In 1992, I escaped to Malaysia, where I registered as a refugee with the UNHCR. I met my wife and married in Malaysia in 2003. We had four children. There, I opened a school for the children of Rohingya refugees in the city of Klang in 2005. However, in 2009 I was targeted by a large religious party in Malaysia who resent the presence of Rohingya refugees, and who threatened my life on many occasions. After it became clear that neither the UNHCR, various NGOs, nor the Malaysian police were able to help me, I was forced to leave my wife and children and take a boat to Australia. If I had had the money, I would have brought them with me.

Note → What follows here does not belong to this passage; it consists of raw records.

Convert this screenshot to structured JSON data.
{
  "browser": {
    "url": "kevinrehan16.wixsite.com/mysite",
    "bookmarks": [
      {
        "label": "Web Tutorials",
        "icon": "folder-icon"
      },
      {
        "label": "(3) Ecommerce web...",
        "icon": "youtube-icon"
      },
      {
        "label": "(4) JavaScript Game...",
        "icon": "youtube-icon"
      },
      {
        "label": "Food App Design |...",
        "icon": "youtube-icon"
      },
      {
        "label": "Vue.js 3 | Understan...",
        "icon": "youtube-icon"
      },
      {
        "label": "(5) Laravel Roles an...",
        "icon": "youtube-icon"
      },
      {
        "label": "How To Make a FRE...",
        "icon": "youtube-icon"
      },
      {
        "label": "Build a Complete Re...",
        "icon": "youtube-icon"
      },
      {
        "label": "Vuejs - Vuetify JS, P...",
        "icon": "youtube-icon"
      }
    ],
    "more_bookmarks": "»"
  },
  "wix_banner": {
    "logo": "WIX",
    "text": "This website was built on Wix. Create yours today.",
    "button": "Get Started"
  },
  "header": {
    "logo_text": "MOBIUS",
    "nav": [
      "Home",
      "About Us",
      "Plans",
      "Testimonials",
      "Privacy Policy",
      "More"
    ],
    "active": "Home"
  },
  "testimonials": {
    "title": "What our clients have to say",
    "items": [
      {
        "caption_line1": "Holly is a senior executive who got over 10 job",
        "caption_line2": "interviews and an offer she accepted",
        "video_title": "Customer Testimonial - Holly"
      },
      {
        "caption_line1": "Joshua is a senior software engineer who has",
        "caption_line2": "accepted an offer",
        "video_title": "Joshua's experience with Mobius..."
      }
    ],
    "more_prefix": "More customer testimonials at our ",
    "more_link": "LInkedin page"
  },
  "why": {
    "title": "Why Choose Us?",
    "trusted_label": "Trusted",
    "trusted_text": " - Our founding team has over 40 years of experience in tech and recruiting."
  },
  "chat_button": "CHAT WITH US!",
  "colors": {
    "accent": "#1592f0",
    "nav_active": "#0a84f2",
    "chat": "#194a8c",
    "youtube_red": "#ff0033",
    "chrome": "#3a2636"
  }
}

On 4 January 2010, I arrived at Christmas Island and was given refugee status after 6 months in detention. However I was then to wait over a year for my security clearance from ASIO. My wife had no means of livelihood during this time, and was forced to put my eldest son in an orphanage. She became homeless for two days before finding temporary refuge in the home of another refugee. During this time, I felt powerless and became extremely distressed. My family were starving and losing all hope of survival. Yet thanks to the kindness and generosity of my supporters here in Australia, I was able to send money to my wife, who could then afford a home and food for our children. My son was taken out of the orphanage and reunited with the family.
My heartfelt thanks go out to the people who have supported me: Bert Mendelsohn, Peter Wise, Helena Ameisen, Safdar Ahmed, Bilquis Ghani, Mahmood Ghani, Ann-Marie Meeks, Carl Connor, Mark Goudkamp, Graham Thom, Abdulah Zayied, Annarose Robinson, Naza Alkhateeb, Jessica Hill, Sarah Whitney, Jessica Compton, and everyone else who followed my case.
After 20 months in detention, I received the news that my security clearance came through and am now experiencing my first days of freedom in this country. Words cannot express my happiness, given that I was not truly free in the past, neither in Burma nor in Malaysia. I would like to thank the Australian Government and my supporters for giving me a new life and a new future for my family. And because human rights apply to everyone, I call on the Australian government to release people from detention. I am particularly concerned to see that other asylum seekers are going through the kind of agony that I experienced.
With peace, Sayed Kasim.